### YOUR TASK
All of the data that follows should be output again without any alteration.

### MATERIALS PROVIDED
-=-=-=-=-
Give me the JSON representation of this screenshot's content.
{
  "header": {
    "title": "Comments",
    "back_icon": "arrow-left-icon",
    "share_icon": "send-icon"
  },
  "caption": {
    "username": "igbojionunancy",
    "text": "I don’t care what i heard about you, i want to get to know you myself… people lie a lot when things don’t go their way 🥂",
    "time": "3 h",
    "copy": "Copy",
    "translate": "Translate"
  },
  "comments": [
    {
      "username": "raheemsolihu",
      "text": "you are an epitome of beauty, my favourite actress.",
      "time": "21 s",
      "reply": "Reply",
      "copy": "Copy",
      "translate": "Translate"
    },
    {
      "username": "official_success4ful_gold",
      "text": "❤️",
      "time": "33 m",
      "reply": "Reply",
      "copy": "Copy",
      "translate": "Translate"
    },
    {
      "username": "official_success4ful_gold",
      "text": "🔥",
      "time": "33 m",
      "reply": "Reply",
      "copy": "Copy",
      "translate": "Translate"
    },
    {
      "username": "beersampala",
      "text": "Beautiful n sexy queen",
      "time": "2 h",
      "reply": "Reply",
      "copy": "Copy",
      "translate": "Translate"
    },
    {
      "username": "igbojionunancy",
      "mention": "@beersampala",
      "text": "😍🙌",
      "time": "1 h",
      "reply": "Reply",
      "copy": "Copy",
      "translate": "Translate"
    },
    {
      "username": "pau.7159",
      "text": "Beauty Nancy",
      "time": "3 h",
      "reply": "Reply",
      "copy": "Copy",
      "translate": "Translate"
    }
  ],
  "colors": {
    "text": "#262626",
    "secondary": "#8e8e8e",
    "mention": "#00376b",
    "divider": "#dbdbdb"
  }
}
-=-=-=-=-
### SOLUTION
Give me the JSON representation of this screenshot's content.
{
  "header": {
    "title": "Comments",
    "back_icon": "arrow-left-icon",
    "share_icon": "send-icon"
  },
  "caption": {
    "username": "igbojionunancy",
    "text": "I don’t care what i heard about you, i want to get to know you myself… people lie a lot when things don’t go their way 🥂",
    "time": "3 h",
    "copy": "Copy",
    "translate": "Translate"
  },
  "comments": [
    {
      "username": "raheemsolihu",
      "text": "you are an epitome of beauty, my favourite actress.",
      "time": "21 s",
      "reply": "Reply",
      "copy": "Copy",
      "translate": "Translate"
    },
    {
      "username": "official_success4ful_gold",
      "text": "❤️",
      "time": "33 m",
      "reply": "Reply",
      "copy": "Copy",
      "translate": "Translate"
    },
    {
      "username": "official_success4ful_gold",
      "text": "🔥",
      "time": "33 m",
      "reply": "Reply",
      "copy": "Copy",
      "translate": "Translate"
    },
    {
      "username": "beersampala",
      "text": "Beautiful n sexy queen",
      "time": "2 h",
      "reply": "Reply",
      "copy": "Copy",
      "translate": "Translate"
    },
    {
      "username": "igbojionunancy",
      "mention": "@beersampala",
      "text": "😍🙌",
      "time": "1 h",
      "reply": "Reply",
      "copy": "Copy",
      "translate": "Translate"
    },
    {
      "username": "pau.7159",
      "text": "Beauty Nancy",
      "time": "3 h",
      "reply": "Reply",
      "copy": "Copy",
      "translate": "Translate"
    }
  ],
  "colors": {
    "text": "#262626",
    "secondary": "#8e8e8e",
    "mention": "#00376b",
    "divider": "#dbdbdb"
  }
}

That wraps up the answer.